Spironolactone is an aldosterone receptor antagonist, traditionally used as a ‘diuretic’, which helps to reduce the excess water in the body. It is FDA-approved for the treatment of fluid retention and is also used to treat patients with heart failure and high blood pressure. Apart from this, spironolactone also possesses a significant anti-androgen effect, which is why it is effective in treating hormonal hair loss.

How Does Spironolactone Work?

Androgens are the sex hormones that are primarily responsible for making the hair follicles smaller and eventually making them fall out. Spironolactone blocks androgen production, as well as the binding of dihydrotestosterone (DHT) to the androgen receptors in the target tissue (e.g.hair follicle). This anti-androgen property of spironolactone has also been used in the treatment of hormonal acne and hirsutism. Spironolactone is not FDA-approved for any type of hair loss but has shown pretty impressive success in pilot studies. Approximately 90% of women using it for over a year reported an arrest in hair loss. Spironolactone works well when combined with other therapies such as topical minoxidil. A randomized control trial was conducted recently, in which 40 women used a combination of topical minoxidil 5% once daily and 80-100 mg of oral spironolactone for a duration of 24 weeks. The hair density and hair shaft diameter improved significantly.

Is Spironolactone Right for Me?

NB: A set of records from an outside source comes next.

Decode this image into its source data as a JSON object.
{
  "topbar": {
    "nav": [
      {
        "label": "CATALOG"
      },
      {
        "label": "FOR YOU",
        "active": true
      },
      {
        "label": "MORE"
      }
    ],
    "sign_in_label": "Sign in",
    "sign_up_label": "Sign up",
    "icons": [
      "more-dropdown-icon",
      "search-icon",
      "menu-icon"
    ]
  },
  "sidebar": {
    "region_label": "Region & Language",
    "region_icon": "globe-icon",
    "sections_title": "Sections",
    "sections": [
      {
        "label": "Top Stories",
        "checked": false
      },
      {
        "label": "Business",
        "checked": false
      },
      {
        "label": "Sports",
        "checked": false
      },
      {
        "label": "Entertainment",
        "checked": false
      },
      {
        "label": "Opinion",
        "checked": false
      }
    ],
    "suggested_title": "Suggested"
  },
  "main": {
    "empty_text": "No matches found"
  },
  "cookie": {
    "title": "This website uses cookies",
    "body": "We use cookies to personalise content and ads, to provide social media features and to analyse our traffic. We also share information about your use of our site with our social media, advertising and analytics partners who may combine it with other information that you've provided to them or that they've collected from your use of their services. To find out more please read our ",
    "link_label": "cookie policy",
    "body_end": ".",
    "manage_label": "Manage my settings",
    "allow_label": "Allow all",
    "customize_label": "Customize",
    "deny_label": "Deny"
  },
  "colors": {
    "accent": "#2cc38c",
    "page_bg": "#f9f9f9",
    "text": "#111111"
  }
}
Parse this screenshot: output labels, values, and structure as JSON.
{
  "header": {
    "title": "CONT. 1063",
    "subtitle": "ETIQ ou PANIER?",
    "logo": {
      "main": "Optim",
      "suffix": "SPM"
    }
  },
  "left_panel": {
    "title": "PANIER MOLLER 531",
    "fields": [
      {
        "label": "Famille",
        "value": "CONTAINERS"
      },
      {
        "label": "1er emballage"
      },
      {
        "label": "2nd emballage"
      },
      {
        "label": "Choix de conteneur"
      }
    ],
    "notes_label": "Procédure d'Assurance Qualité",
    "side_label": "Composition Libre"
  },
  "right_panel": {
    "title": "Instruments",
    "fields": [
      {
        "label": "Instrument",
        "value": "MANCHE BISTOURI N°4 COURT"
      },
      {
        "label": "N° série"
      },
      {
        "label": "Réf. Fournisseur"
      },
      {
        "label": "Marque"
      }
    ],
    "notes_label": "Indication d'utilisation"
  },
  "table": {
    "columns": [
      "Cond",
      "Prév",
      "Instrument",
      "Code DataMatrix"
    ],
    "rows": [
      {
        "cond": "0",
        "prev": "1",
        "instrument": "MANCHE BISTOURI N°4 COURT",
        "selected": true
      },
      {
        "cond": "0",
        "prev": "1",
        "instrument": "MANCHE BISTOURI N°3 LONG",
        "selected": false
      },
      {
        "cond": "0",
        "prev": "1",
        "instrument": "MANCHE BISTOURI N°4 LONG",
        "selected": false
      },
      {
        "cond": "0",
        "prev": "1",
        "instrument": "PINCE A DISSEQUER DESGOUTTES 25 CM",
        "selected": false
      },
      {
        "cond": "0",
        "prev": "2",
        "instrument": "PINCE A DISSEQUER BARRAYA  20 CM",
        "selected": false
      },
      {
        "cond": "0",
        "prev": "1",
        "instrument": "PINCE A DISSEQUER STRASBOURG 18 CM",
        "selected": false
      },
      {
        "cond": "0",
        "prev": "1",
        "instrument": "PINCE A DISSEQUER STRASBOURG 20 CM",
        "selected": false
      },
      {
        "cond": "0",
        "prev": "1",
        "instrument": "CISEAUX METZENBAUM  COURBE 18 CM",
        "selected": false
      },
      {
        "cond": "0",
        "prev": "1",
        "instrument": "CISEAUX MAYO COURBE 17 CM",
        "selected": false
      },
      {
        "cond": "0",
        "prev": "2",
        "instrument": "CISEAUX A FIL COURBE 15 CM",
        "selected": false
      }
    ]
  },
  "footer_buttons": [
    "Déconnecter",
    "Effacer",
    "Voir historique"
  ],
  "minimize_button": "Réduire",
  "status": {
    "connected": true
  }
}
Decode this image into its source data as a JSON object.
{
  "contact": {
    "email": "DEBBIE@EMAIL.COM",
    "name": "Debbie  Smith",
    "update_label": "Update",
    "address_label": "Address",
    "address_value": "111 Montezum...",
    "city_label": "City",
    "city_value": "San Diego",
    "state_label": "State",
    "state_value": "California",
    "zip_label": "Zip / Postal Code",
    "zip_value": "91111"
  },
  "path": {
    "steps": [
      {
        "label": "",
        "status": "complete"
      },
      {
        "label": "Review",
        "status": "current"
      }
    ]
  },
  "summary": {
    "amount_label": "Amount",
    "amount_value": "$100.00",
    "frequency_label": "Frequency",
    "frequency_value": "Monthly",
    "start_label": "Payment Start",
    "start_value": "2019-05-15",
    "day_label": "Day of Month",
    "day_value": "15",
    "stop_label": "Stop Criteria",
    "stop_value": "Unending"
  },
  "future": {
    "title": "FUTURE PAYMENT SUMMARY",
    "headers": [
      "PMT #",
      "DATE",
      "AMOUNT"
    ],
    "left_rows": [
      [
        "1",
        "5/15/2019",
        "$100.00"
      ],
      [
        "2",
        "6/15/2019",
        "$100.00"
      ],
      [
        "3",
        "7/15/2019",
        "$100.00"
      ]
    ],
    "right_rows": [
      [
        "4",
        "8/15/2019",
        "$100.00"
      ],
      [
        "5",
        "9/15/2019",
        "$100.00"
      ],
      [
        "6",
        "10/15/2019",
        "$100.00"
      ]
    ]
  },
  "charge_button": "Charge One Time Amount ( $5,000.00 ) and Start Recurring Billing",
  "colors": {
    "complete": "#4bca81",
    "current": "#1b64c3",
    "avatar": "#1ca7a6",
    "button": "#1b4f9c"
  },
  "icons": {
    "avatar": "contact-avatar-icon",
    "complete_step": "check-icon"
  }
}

Spironolactone is especially suitable for females with two or more conditions due to increased sensitivity to androgens like acne, very oily skin, or increased facial hair. Studies on men using oral spironolactone are limited, due to the sexual side effects and feminization. Topical spironolactone is an emerging treatment option that aims to improve hair density minus the side effects. Spironolactone is a good option for younger women who are not candidates for dutasteride or finasteride because of future plans for child bearing.

How Effective is Spironolactone?

In a study, spironolactone given to 40 women for a duration of one year, showed hair growth in around 44% of the women. The result was comparable to another conventional anti-androgen medication called cyproterone acetate. Interestingly, even though it is well established that androgens play an essential role in androgenetic hair loss, none of the women in the study showed raised levels of androgens in the blood. However, they still benefited from anti-androgen therapy. That indicates that the results of spironolactone are probably not dependent on any particular parameter in blood. In another study, 100 women received a combination of minoxidil 0.25 mg and spironolactone 25 mg and were followed prospectively for 12 months. The hair shedding and visual loss of hair on the scalp decreased significantly in the women who continued the therapy for 12 months. Two women discontinued the treatment due to allergic reactions. A retrospective analysis of 79 women consuming a mean daily dose of spironolactone 100 mg was done recently. It concluded that women with higher severity of androgenetic alopecia responded better, compared to women with milder androgenetic alopecia. The improvement in hair loss was better in those who took spironolactone for 6 months or longer. Treatment was discontinued by 3.8% of women due to adverse effects.